Choosing not to call 911 is a reasonable option for too many Manitobans.
Two thirds of heart attack victims and about half of those who suffered a stroke in this province didn’t get to the hospital by ambulance in 2014/2015. For many, it simply costs too much – the $500 to $700 bill is prohibitive.
The Canadian Institute for Health Information report places Manitoba at the bottom of the list. It’s embarrassing. Despite years of education by both the Heart and Stroke Foundation and the Winnipeg Fire Paramedic Service, people still drive to the emergency room.
The Progressive Conservative government has promised to reduce the fee but there’s been no announcement yet. Two years ago we did a program on the issue with City of Winnipeg officials acknowledging they have elderly clients who owe thousands of dollars in ambulance fees to the city. They pay $50 per month. Those folks are not going to call 911.
The City has a successful community paramedic program that targets those who call 911 on a frequent basis. It has the benefit of freeing up ambulances and emergency rooms while getting these folks off the billing list. Still, it’s not enough. The City hopes to expand the program.

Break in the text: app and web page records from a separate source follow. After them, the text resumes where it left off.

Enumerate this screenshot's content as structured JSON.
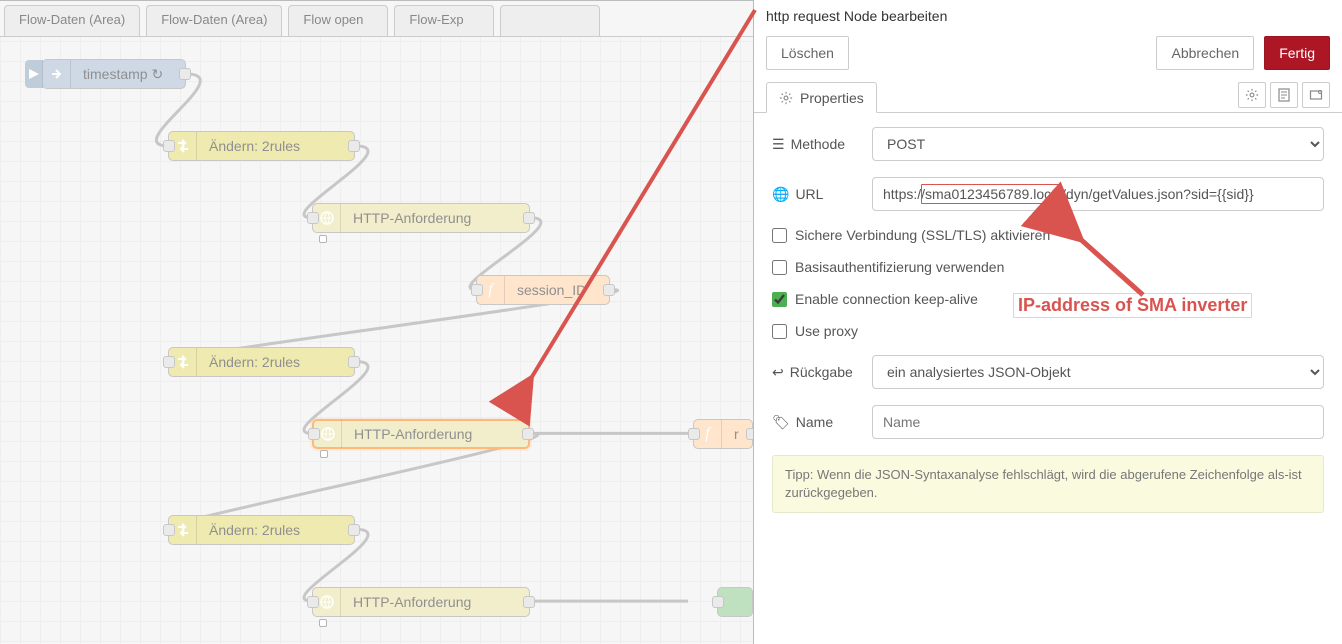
{
  "workspace": {
    "tabs": [
      "Flow-Daten (Area)",
      "Flow-Daten (Area)",
      "Flow open",
      "Flow-Exp",
      ""
    ],
    "nodes": {
      "inject": {
        "label": "timestamp ↻"
      },
      "change1": {
        "label": "Ändern: 2rules"
      },
      "http1": {
        "label": "HTTP-Anforderung"
      },
      "func1": {
        "label": "session_ID"
      },
      "change2": {
        "label": "Ändern: 2rules"
      },
      "http2": {
        "label": "HTTP-Anforderung"
      },
      "func2": {
        "label": "r"
      },
      "change3": {
        "label": "Ändern: 2rules"
      },
      "http3": {
        "label": "HTTP-Anforderung"
      },
      "func3": {
        "label": ""
      }
    }
  },
  "panel": {
    "title": "http request Node bearbeiten",
    "buttons": {
      "delete": "Löschen",
      "cancel": "Abbrechen",
      "done": "Fertig"
    },
    "tabs": {
      "properties": "Properties"
    },
    "form": {
      "method": {
        "label": "Methode",
        "value": "POST"
      },
      "url": {
        "label": "URL",
        "value": "https://sma0123456789.local/dyn/getValues.json?sid={{sid}}",
        "highlight": "sma0123456789.local"
      },
      "ssl": {
        "label": "Sichere Verbindung (SSL/TLS) aktivieren",
        "checked": false
      },
      "basic": {
        "label": "Basisauthentifizierung verwenden",
        "checked": false
      },
      "keepalive": {
        "label": "Enable connection keep-alive",
        "checked": true
      },
      "proxy": {
        "label": "Use proxy",
        "checked": false
      },
      "return": {
        "label": "Rückgabe",
        "value": "ein analysiertes JSON-Objekt"
      },
      "name": {
        "label": "Name",
        "placeholder": "Name",
        "value": ""
      }
    },
    "hint": "Tipp: Wenn die JSON-Syntaxanalyse fehlschlägt, wird die abgerufene Zeichenfolge als-ist zurückgegeben."
  },
  "annotation": {
    "label": "IP-address of SMA inverter"
  }
}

Meanwhile, we are waiting for governments to act to reduce those fees. It can’t happen fast enough.